INFORMATION SHOWN ->

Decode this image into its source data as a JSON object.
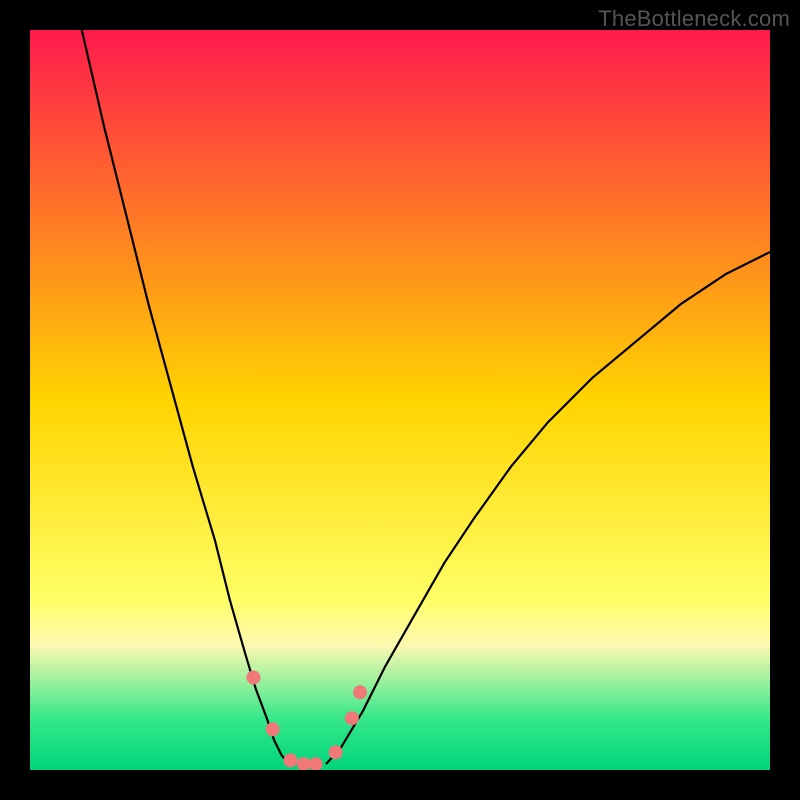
{
  "watermark": "TheBottleneck.com",
  "chart_data": {
    "type": "line",
    "title": "",
    "xlabel": "",
    "ylabel": "",
    "xlim": [
      0,
      100
    ],
    "ylim": [
      0,
      100
    ],
    "grid": false,
    "legend": false,
    "background_gradient": {
      "stops": [
        {
          "offset": 0.0,
          "color": "#ff1a4d"
        },
        {
          "offset": 0.5,
          "color": "#ffd400"
        },
        {
          "offset": 0.77,
          "color": "#ffff66"
        },
        {
          "offset": 0.83,
          "color": "#fff9b0"
        },
        {
          "offset": 0.93,
          "color": "#36e88a"
        },
        {
          "offset": 1.0,
          "color": "#00d47a"
        }
      ]
    },
    "series": [
      {
        "name": "left-branch",
        "stroke": "#000000",
        "x": [
          7,
          10,
          13,
          16,
          19,
          22,
          25,
          27,
          29,
          30.5,
          32,
          33,
          34,
          35
        ],
        "y": [
          100,
          87,
          75,
          63,
          52,
          41,
          31,
          23,
          16,
          11,
          7,
          4,
          2,
          0.8
        ]
      },
      {
        "name": "right-branch",
        "stroke": "#000000",
        "x": [
          40,
          42,
          45,
          48,
          52,
          56,
          60,
          65,
          70,
          76,
          82,
          88,
          94,
          100
        ],
        "y": [
          0.8,
          3,
          8,
          14,
          21,
          28,
          34,
          41,
          47,
          53,
          58,
          63,
          67,
          70
        ]
      }
    ],
    "marker_series": {
      "name": "highlight-points",
      "color": "#f07878",
      "radius_px": 7,
      "points": [
        {
          "x": 30.2,
          "y": 12.5
        },
        {
          "x": 32.8,
          "y": 5.5
        },
        {
          "x": 35.2,
          "y": 1.3
        },
        {
          "x": 37.0,
          "y": 0.8
        },
        {
          "x": 38.6,
          "y": 0.8
        },
        {
          "x": 41.3,
          "y": 2.4
        },
        {
          "x": 43.5,
          "y": 7.0
        },
        {
          "x": 44.6,
          "y": 10.5
        }
      ]
    }
  }
}
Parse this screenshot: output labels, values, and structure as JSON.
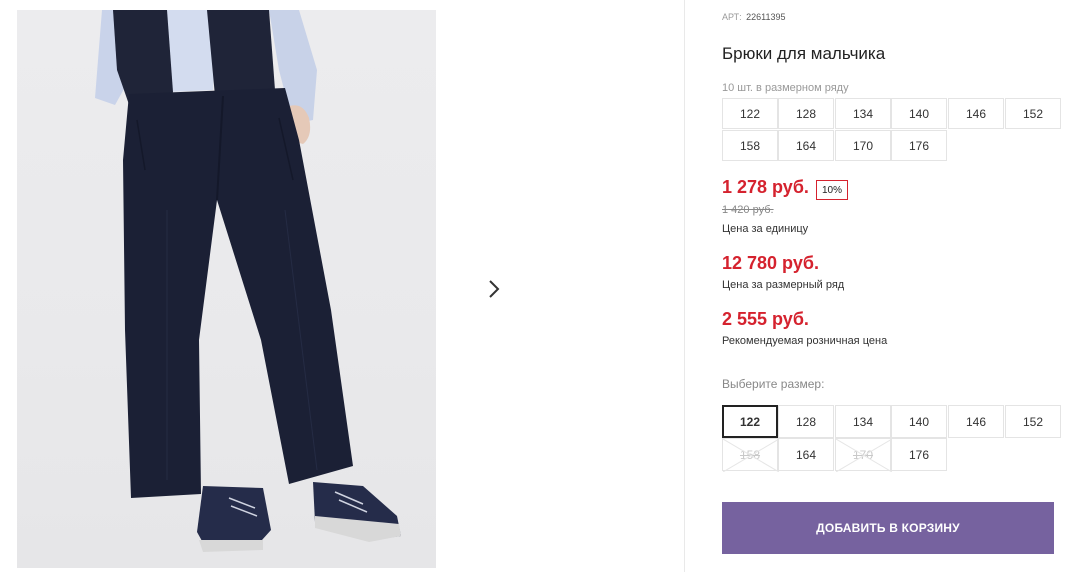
{
  "product": {
    "sku_label": "АРТ:",
    "sku": "22611395",
    "title": "Брюки для мальчика",
    "row_note": "10 шт. в размерном ряду",
    "row_sizes": [
      "122",
      "128",
      "134",
      "140",
      "146",
      "152",
      "158",
      "164",
      "170",
      "176"
    ]
  },
  "prices": {
    "unit_price": "1 278 руб.",
    "discount": "10%",
    "old_price": "1 420 руб.",
    "unit_caption": "Цена за единицу",
    "row_price": "12 780 руб.",
    "row_caption": "Цена за размерный ряд",
    "retail_price": "2 555 руб.",
    "retail_caption": "Рекомендуемая розничная цена"
  },
  "size_select": {
    "label": "Выберите размер:",
    "options": [
      {
        "size": "122",
        "state": "selected"
      },
      {
        "size": "128",
        "state": "available"
      },
      {
        "size": "134",
        "state": "available"
      },
      {
        "size": "140",
        "state": "available"
      },
      {
        "size": "146",
        "state": "available"
      },
      {
        "size": "152",
        "state": "available"
      },
      {
        "size": "158",
        "state": "unavailable"
      },
      {
        "size": "164",
        "state": "available"
      },
      {
        "size": "170",
        "state": "unavailable"
      },
      {
        "size": "176",
        "state": "available"
      }
    ]
  },
  "cart": {
    "add_label": "ДОБАВИТЬ В КОРЗИНУ"
  },
  "gallery": {
    "next_icon": "chevron-right-icon"
  },
  "colors": {
    "price_red": "#d5222e",
    "button_purple": "#76629f",
    "border": "#e4e4e4",
    "pants_navy": "#1b2035"
  }
}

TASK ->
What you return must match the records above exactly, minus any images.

SOLUTION TO THIS PROBLEM ->
Decode this image into its source data as a JSON object.
{
  "watermark": "TheBottleneck.com",
  "chart_data": {
    "type": "line",
    "title": "",
    "xlabel": "",
    "ylabel": "",
    "xlim": [
      0,
      100
    ],
    "ylim": [
      0,
      100
    ],
    "grid": false,
    "legend": false,
    "background_gradient": {
      "stops": [
        {
          "offset": 0.0,
          "color": "#ff1a4d"
        },
        {
          "offset": 0.5,
          "color": "#ffd400"
        },
        {
          "offset": 0.77,
          "color": "#ffff66"
        },
        {
          "offset": 0.83,
          "color": "#fff9b0"
        },
        {
          "offset": 0.93,
          "color": "#36e88a"
        },
        {
          "offset": 1.0,
          "color": "#00d47a"
        }
      ]
    },
    "series": [
      {
        "name": "left-branch",
        "stroke": "#000000",
        "x": [
          7,
          10,
          13,
          16,
          19,
          22,
          25,
          27,
          29,
          30.5,
          32,
          33,
          34,
          35
        ],
        "y": [
          100,
          87,
          75,
          63,
          52,
          41,
          31,
          23,
          16,
          11,
          7,
          4,
          2,
          0.8
        ]
      },
      {
        "name": "right-branch",
        "stroke": "#000000",
        "x": [
          40,
          42,
          45,
          48,
          52,
          56,
          60,
          65,
          70,
          76,
          82,
          88,
          94,
          100
        ],
        "y": [
          0.8,
          3,
          8,
          14,
          21,
          28,
          34,
          41,
          47,
          53,
          58,
          63,
          67,
          70
        ]
      }
    ],
    "marker_series": {
      "name": "highlight-points",
      "color": "#f07878",
      "radius_px": 7,
      "points": [
        {
          "x": 30.2,
          "y": 12.5
        },
        {
          "x": 32.8,
          "y": 5.5
        },
        {
          "x": 35.2,
          "y": 1.3
        },
        {
          "x": 37.0,
          "y": 0.8
        },
        {
          "x": 38.6,
          "y": 0.8
        },
        {
          "x": 41.3,
          "y": 2.4
        },
        {
          "x": 43.5,
          "y": 7.0
        },
        {
          "x": 44.6,
          "y": 10.5
        }
      ]
    }
  }
}
Parse this screenshot: output labels, values, and structure as JSON.
{
  "product": {
    "sku_label": "АРТ:",
    "sku": "22611395",
    "title": "Брюки для мальчика",
    "row_note": "10 шт. в размерном ряду",
    "row_sizes": [
      "122",
      "128",
      "134",
      "140",
      "146",
      "152",
      "158",
      "164",
      "170",
      "176"
    ]
  },
  "prices": {
    "unit_price": "1 278 руб.",
    "discount": "10%",
    "old_price": "1 420 руб.",
    "unit_caption": "Цена за единицу",
    "row_price": "12 780 руб.",
    "row_caption": "Цена за размерный ряд",
    "retail_price": "2 555 руб.",
    "retail_caption": "Рекомендуемая розничная цена"
  },
  "size_select": {
    "label": "Выберите размер:",
    "options": [
      {
        "size": "122",
        "state": "selected"
      },
      {
        "size": "128",
        "state": "available"
      },
      {
        "size": "134",
        "state": "available"
      },
      {
        "size": "140",
        "state": "available"
      },
      {
        "size": "146",
        "state": "available"
      },
      {
        "size": "152",
        "state": "available"
      },
      {
        "size": "158",
        "state": "unavailable"
      },
      {
        "size": "164",
        "state": "available"
      },
      {
        "size": "170",
        "state": "unavailable"
      },
      {
        "size": "176",
        "state": "available"
      }
    ]
  },
  "cart": {
    "add_label": "ДОБАВИТЬ В КОРЗИНУ"
  },
  "gallery": {
    "next_icon": "chevron-right-icon"
  },
  "colors": {
    "price_red": "#d5222e",
    "button_purple": "#76629f",
    "border": "#e4e4e4",
    "pants_navy": "#1b2035"
  }
}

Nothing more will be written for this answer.